You are a specialist in the field of digitalization. What is its importance in the integration of refugees?
Olga: Digitalisation and the overall change that is happening in the world is actually a great opportunity. Digital inclusion allows us to help the people who we work with to overcome many barriers.
At the same time, along with the opportunities it gives us, the digital space poses risks. The process of inclusion is complex, but the potential is huge.
Annie: In what exactly does the power of digitalization lie?
Olga: In its inevitability and comprehensiveness.
It is hard to find an area in life that is not affected by digitalization. Similarly, the integration of refugees and migrants is increasingly affected by this inevitable process.
Annie: And where does FAR's strength lie?
Olga: The Foundation's strength lies in the individual approach towards the people we serve. The real magic is the fact that we see them, first and foremost, as human beings and that's how we try to work on their cases.
Often, NGOs fall into the trap of mechanizing their approach to people, while we still very much insist on individual work.
I think that's one of the intentions of FAR - to listen to people and give them the possibility to have an impact on the things that happen in their lives.
FAR's power goes well beyond pure legal expertise.
Annie: We're doing the interview on the eve of your birthday, and, because of that, I'd like it to be a little more personal. Tell us about your childhood - what was it like and how did you get into the world of international relations in the first place - the subject you originally studied.
Olga: I am from Kyustendil. My childhood was typical for a small town - peaceful, away from worries and dangers. In a way it was like a bubble, but with a lot of comfort. Among other things, I had access to a good education and different informational resources.

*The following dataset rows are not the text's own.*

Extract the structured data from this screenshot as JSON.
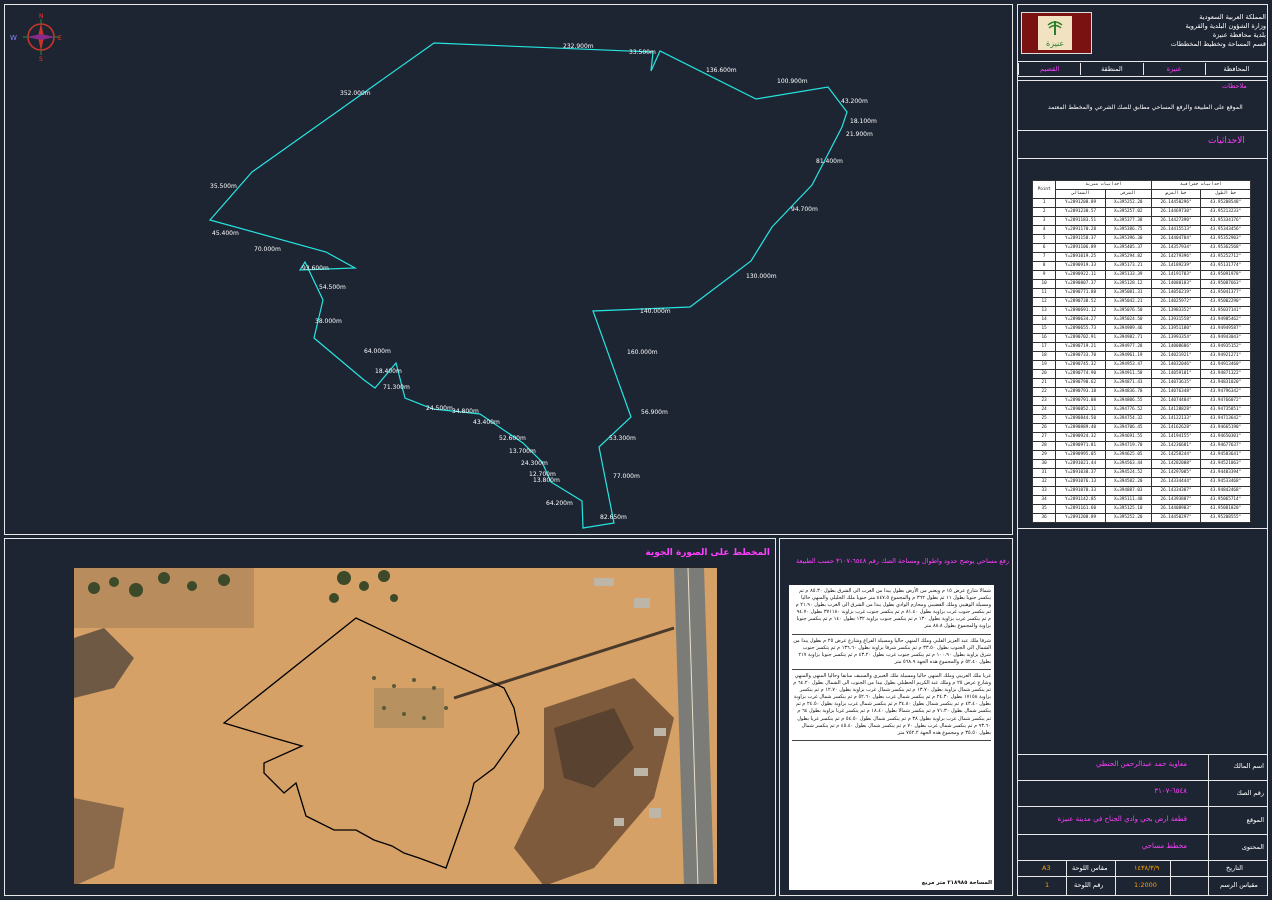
{
  "compass": {
    "north": "N",
    "south": "S",
    "east": "E",
    "west": "W"
  },
  "plot": {
    "segment_labels": [
      {
        "text": "232.900m"
      },
      {
        "text": "33.500m"
      },
      {
        "text": "136.600m"
      },
      {
        "text": "100.900m"
      },
      {
        "text": "43.200m"
      },
      {
        "text": "18.100m"
      },
      {
        "text": "21.900m"
      },
      {
        "text": "81.400m"
      },
      {
        "text": "94.700m"
      },
      {
        "text": "130.000m"
      },
      {
        "text": "140.000m"
      },
      {
        "text": "160.000m"
      },
      {
        "text": "56.900m"
      },
      {
        "text": "53.300m"
      },
      {
        "text": "77.000m"
      },
      {
        "text": "82.650m"
      },
      {
        "text": "64.200m"
      },
      {
        "text": "13.800m"
      },
      {
        "text": "12.700m"
      },
      {
        "text": "24.300m"
      },
      {
        "text": "13.700m"
      },
      {
        "text": "52.600m"
      },
      {
        "text": "43.400m"
      },
      {
        "text": "34.800m"
      },
      {
        "text": "24.500m"
      },
      {
        "text": "71.300m"
      },
      {
        "text": "18.400m"
      },
      {
        "text": "64.000m"
      },
      {
        "text": "38.000m"
      },
      {
        "text": "54.500m"
      },
      {
        "text": "93.600m"
      },
      {
        "text": "70.000m"
      },
      {
        "text": "45.400m"
      },
      {
        "text": "35.500m"
      },
      {
        "text": "352.000m"
      }
    ]
  },
  "photo": {
    "title": "المخطط على الصورة الجوية"
  },
  "notes": {
    "title": "رفع مساحي يوضح حدود واطوال ومساحة الصك رقم ٦٥٤٨-٣١٠٧ حسب الطبيعة",
    "paragraphs": [
      "شمالا شارع عرض ١٥ م ويعتبر من الأرض بطول يبدا من الغرب الى الشرق بطول ٨٥.٣٠ م ثم ينكسر جنوبا بطول ١١ ثم بطول ٣٦٢ م والمجموع ٤٤٧.٥ متر جنوبا ملك الجليلي والمنهي حاليا ومسيلة الوهيبي وملك القضيبي ومحارم الوادي بطول يبدا من الشرق الى الغرب بطول ٢١.٩٠ م ثم ينكسر جنوب غرب بزاوية بطول ٨١.٤٠ م ثم ينكسر جنوب غرب بزاوية ٣٧١١٨٠ بطول ٩٤.٧٠ م ثم ينكسر غرب بزاوية بطول ١٣٠ م ثم ينكسر جنوب بزاوية ١٣٢ بطول ١٤٠ م ثم ينكسر جنوبا بزاوية والمجموع بطول ٨٨.٨ متر",
      "شرقا ملك عبد العزيز القلبي وملك المنهي حاليا ومسيلة الفراغ وشارع عرض ٢٥ م بطول يبدا من الشمال الى الجنوب بطول ٣٣.٥٠ م ثم ينكسر شرقا بزاوية بطول ١٣٦.٦٠ م ثم ينكسر جنوب شرق بزاوية بطول ١٠٠.٩٠ م ثم ينكسر جنوب غرب بطول ٤٣.٢٠ م ثم ينكسر جنوبا بزاوية ٢١٧ بطول ٥٢.٤٠ م والمجموع هذه الجهة ٥٦٨.٩ متر",
      "غربا ملك العريبي وملك المنهي حاليا ومسيلة ملك الغبيري والسنيف سابقا وحاليا المنهي والمنهي وشارع عرض ٢٥ م وملك عبد الكريم الحطيلي بطول يبدا من الجنوب الى الشمال بطول ٦٤.٢٠ م ثم ينكسر شمال بزاوية بطول ١٣.٧٠ م ثم ينكسر شمال غرب بزاوية بطول ١٢.٧٠ م ثم ينكسر بزاوية ١٧١٥٨ بطول ٢٤.٣٠ م ثم ينكسر شمال غرب بطول ٥٢.٦٠ م ثم ينكسر شمال غرب بزاوية بطول ٤٣.٤٠ م ثم ينكسر شمال بطول ٣٤.٨٠ م ثم ينكسر شمال غرب بزاوية بطول ٢٤.٥٠ م ثم ينكسر شمال بطول ٧١.٣٠ م ثم ينكسر شمالا بطول ١٨.٤٠ م ثم ينكسر غربا بزاوية بطول ٦٤ م ثم ينكسر شمال غرب بزاوية بطول ٣٨ م ثم ينكسر شمال بطول ٥٤.٥٠ م ثم ينكسر غربا بطول ٩٣.٦٠ م ثم ينكسر شمال غرب بطول ٧٠ م ثم ينكسر شمال بطول ٤٥.٤٠ م ثم ينكسر شمال بطول ٣٥.٥٠ م ومجموع هذه الجهة ٧٥٢.٢ متر"
    ],
    "area": "المساحة ٢١٨٩٨٥ متر مربع"
  },
  "title_block": {
    "gov_lines": [
      "المملكة العربية السعودية",
      "وزارة الشؤون البلدية والقروية",
      "بلدية محافظة عنيزة",
      "قسم المساحة وتخطيط المخططات"
    ],
    "logo_text": "عنيزة",
    "tabs": [
      "المحافظة",
      "عنيزة",
      "المنطقة",
      "القصيم"
    ],
    "notes_label": "ملاحظات",
    "notes_text": "الموقع على الطبيعة والرفع المساحي مطابق للصك الشرعي والمخطط المعتمد",
    "coords_label": "الاحداثيات",
    "table_headers": {
      "point": "Point",
      "geo_group": "احداثيات جغرافية",
      "utm_group": "احداثيات مترية",
      "lat": "خط العرض",
      "lon": "خط الطول",
      "north": "الشمالي",
      "east": "الشرقي"
    },
    "fields": [
      {
        "label": "اسم المالك",
        "value": "معاوية حمد عبدالرحمن الحنطي"
      },
      {
        "label": "رقم الصك",
        "value": "٦٥٤٨-٣١٠٧"
      },
      {
        "label": "الموقع",
        "value": "قطعة ارض بحي وادي الجناح في مدينة عنيزة"
      },
      {
        "label": "المحتوى",
        "value": "مخطط مساحي"
      }
    ],
    "footer": {
      "date_label": "التاريخ",
      "date_value": "١٤٣٨/٣/٩",
      "sheet_size_label": "مقاس اللوحة",
      "sheet_size_value": "A3",
      "scale_label": "مقياس الرسم",
      "scale_value": "1:2000",
      "sheet_no_label": "رقم اللوحة",
      "sheet_no_value": "1"
    }
  },
  "coordinates": [
    {
      "p": "1",
      "lat": "26.14450296°",
      "lon": "43.95208548°",
      "x": "X=395252.20",
      "y": "Y=2891208.89"
    },
    {
      "p": "2",
      "lat": "26.14469730°",
      "lon": "43.95213233°",
      "x": "X=395257.02",
      "y": "Y=2891230.57"
    },
    {
      "p": "3",
      "lat": "26.14427390°",
      "lon": "43.95334176°",
      "x": "X=395377.38",
      "y": "Y=2891183.51"
    },
    {
      "p": "4",
      "lat": "26.14415513°",
      "lon": "43.95343456°",
      "x": "X=395386.75",
      "y": "Y=2891170.28"
    },
    {
      "p": "5",
      "lat": "26.14404784°",
      "lon": "43.95352903°",
      "x": "X=395396.30",
      "y": "Y=2891158.37"
    },
    {
      "p": "6",
      "lat": "26.14357934°",
      "lon": "43.95362568°",
      "x": "X=395405.37",
      "y": "Y=2891106.89"
    },
    {
      "p": "7",
      "lat": "26.14279396°",
      "lon": "43.95252712°",
      "x": "X=395294.82",
      "y": "Y=2891019.25"
    },
    {
      "p": "8",
      "lat": "26.14189239°",
      "lon": "43.95131774°",
      "x": "X=395173.21",
      "y": "Y=2890919.33"
    },
    {
      "p": "9",
      "lat": "26.14191783°",
      "lon": "43.95091978°",
      "x": "X=395133.39",
      "y": "Y=2890922.11"
    },
    {
      "p": "10",
      "lat": "26.14088183°",
      "lon": "43.95087663°",
      "x": "X=395128.12",
      "y": "Y=2890807.37"
    },
    {
      "p": "11",
      "lat": "26.14056219°",
      "lon": "43.95041377°",
      "x": "X=395081.31",
      "y": "Y=2890771.88"
    },
    {
      "p": "12",
      "lat": "26.14025972°",
      "lon": "43.95002290°",
      "x": "X=395042.21",
      "y": "Y=2890738.52"
    },
    {
      "p": "13",
      "lat": "26.13983352°",
      "lon": "43.95037141°",
      "x": "X=395076.50",
      "y": "Y=2890691.12"
    },
    {
      "p": "14",
      "lat": "26.13931558°",
      "lon": "43.94985462°",
      "x": "X=395024.50",
      "y": "Y=2890634.27"
    },
    {
      "p": "15",
      "lat": "26.13951180°",
      "lon": "43.94949587°",
      "x": "X=394989.46",
      "y": "Y=2890655.73"
    },
    {
      "p": "16",
      "lat": "26.13993354°",
      "lon": "43.94943043°",
      "x": "X=394982.71",
      "y": "Y=2890702.91"
    },
    {
      "p": "17",
      "lat": "26.14008686°",
      "lon": "43.94935152°",
      "x": "X=394977.28",
      "y": "Y=2890719.21"
    },
    {
      "p": "18",
      "lat": "26.14021921°",
      "lon": "43.94921271°",
      "x": "X=394961.19",
      "y": "Y=2890733.70"
    },
    {
      "p": "19",
      "lat": "26.14032046°",
      "lon": "43.94913460°",
      "x": "X=394953.47",
      "y": "Y=2890745.32"
    },
    {
      "p": "20",
      "lat": "26.14059101°",
      "lon": "43.94871322°",
      "x": "X=394911.58",
      "y": "Y=2890774.90"
    },
    {
      "p": "21",
      "lat": "26.14073615°",
      "lon": "43.94831020°",
      "x": "X=394871.43",
      "y": "Y=2890790.62"
    },
    {
      "p": "22",
      "lat": "26.14076348°",
      "lon": "43.94796342°",
      "x": "X=394836.78",
      "y": "Y=2890793.18"
    },
    {
      "p": "23",
      "lat": "26.14074484°",
      "lon": "43.94766072°",
      "x": "X=394806.55",
      "y": "Y=2890791.08"
    },
    {
      "p": "24",
      "lat": "26.14128828°",
      "lon": "43.94735851°",
      "x": "X=394776.52",
      "y": "Y=2890852.11"
    },
    {
      "p": "25",
      "lat": "26.14122133°",
      "lon": "43.94713642°",
      "x": "X=394754.32",
      "y": "Y=2890844.50"
    },
    {
      "p": "26",
      "lat": "26.14162628°",
      "lon": "43.94665190°",
      "x": "X=394706.45",
      "y": "Y=2890889.40"
    },
    {
      "p": "27",
      "lat": "26.14194155°",
      "lon": "43.94650301°",
      "x": "X=394691.55",
      "y": "Y=2890924.32"
    },
    {
      "p": "28",
      "lat": "26.14236681°",
      "lon": "43.94677637°",
      "x": "X=394719.70",
      "y": "Y=2890971.81"
    },
    {
      "p": "29",
      "lat": "26.14258244°",
      "lon": "43.94583641°",
      "x": "X=394625.05",
      "y": "Y=2890995.05"
    },
    {
      "p": "30",
      "lat": "26.14282008°",
      "lon": "43.94521063°",
      "x": "X=394563.44",
      "y": "Y=2891021.44"
    },
    {
      "p": "31",
      "lat": "26.14297085°",
      "lon": "43.94483394°",
      "x": "X=394524.52",
      "y": "Y=2891038.37"
    },
    {
      "p": "32",
      "lat": "26.14334444°",
      "lon": "43.94533468°",
      "x": "X=394582.20",
      "y": "Y=2891076.13"
    },
    {
      "p": "33",
      "lat": "26.14334387°",
      "lon": "43.94842468°",
      "x": "X=394887.03",
      "y": "Y=2891078.33"
    },
    {
      "p": "34",
      "lat": "26.14393887°",
      "lon": "43.95065714°",
      "x": "X=395111.48",
      "y": "Y=2891142.85"
    },
    {
      "p": "35",
      "lat": "26.14408983°",
      "lon": "43.95081820°",
      "x": "X=395125.10",
      "y": "Y=2891161.60"
    },
    {
      "p": "36",
      "lat": "26.14450297°",
      "lon": "43.95208555°",
      "x": "X=395252.20",
      "y": "Y=2891208.89"
    }
  ],
  "colors": {
    "background": "#1d2533",
    "boundary": "#27e4e0",
    "accent": "#ff3fff",
    "frame": "#e8e8e8"
  }
}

I often reflect on this when I think about the childhood of unaccompanied children in forced displacement situations. Against the backdrop of their childhood full of insecurity and danger, mine was the opposite.
Why did I choose to study International Relations? I am a very opinionated person and I am stubborn. My parents insisted that I study Law, but I decided to study something else. International Relations was an opportunity to show my parents that I would not follow their "mandates" for my life (laughs).
Annie: What brought you into the field of Refugee and Migration Law?
Olga: A coincidence, or rather the Refugee Law Clinic's advertisement to recruit participants. That's when I decided to give it a try and applied to become part of the Clinic.
It may sound like a cliché, but the Clinic changed my whole life and defined who I am today, as a person and as a professional.
Annie: You've lived in different countries. Where have you felt most at home?
Olga: We live in a very Eurocentric world, where it is hard to imagine what lies beyond that.
Actually, I like it most outside of Europe. South America, where I had the opportunity to undergo part of my studies, is very close to my heart.
Annie: What do you like about South America?
Olga: The people. They are very spiritually rich and warm.
Annie: Has your experience as a migrant helped you understand the problems of the people we work with?
Olga: Actually, no. Unlike them, I have never had problems with documents or concerns about residing in one country or another. I have never experienced the worry of not knowing whether you will be allowed to stay or have to return.
Annie: We've already mentioned a couple of times that it's your birthday. You always receive different wishes on this day. And what would you wish for yourself?
Olga: One of the things I wish for myself is a world where women don't die every hour at the hands of their partners. I often think about those who disappear without a trace and no one is held responsible afterwards.
Annie: What gives you the strength to keep going despite the cruelties of everyday life?
Olga: The sense that I am dedicating my life to the right cause.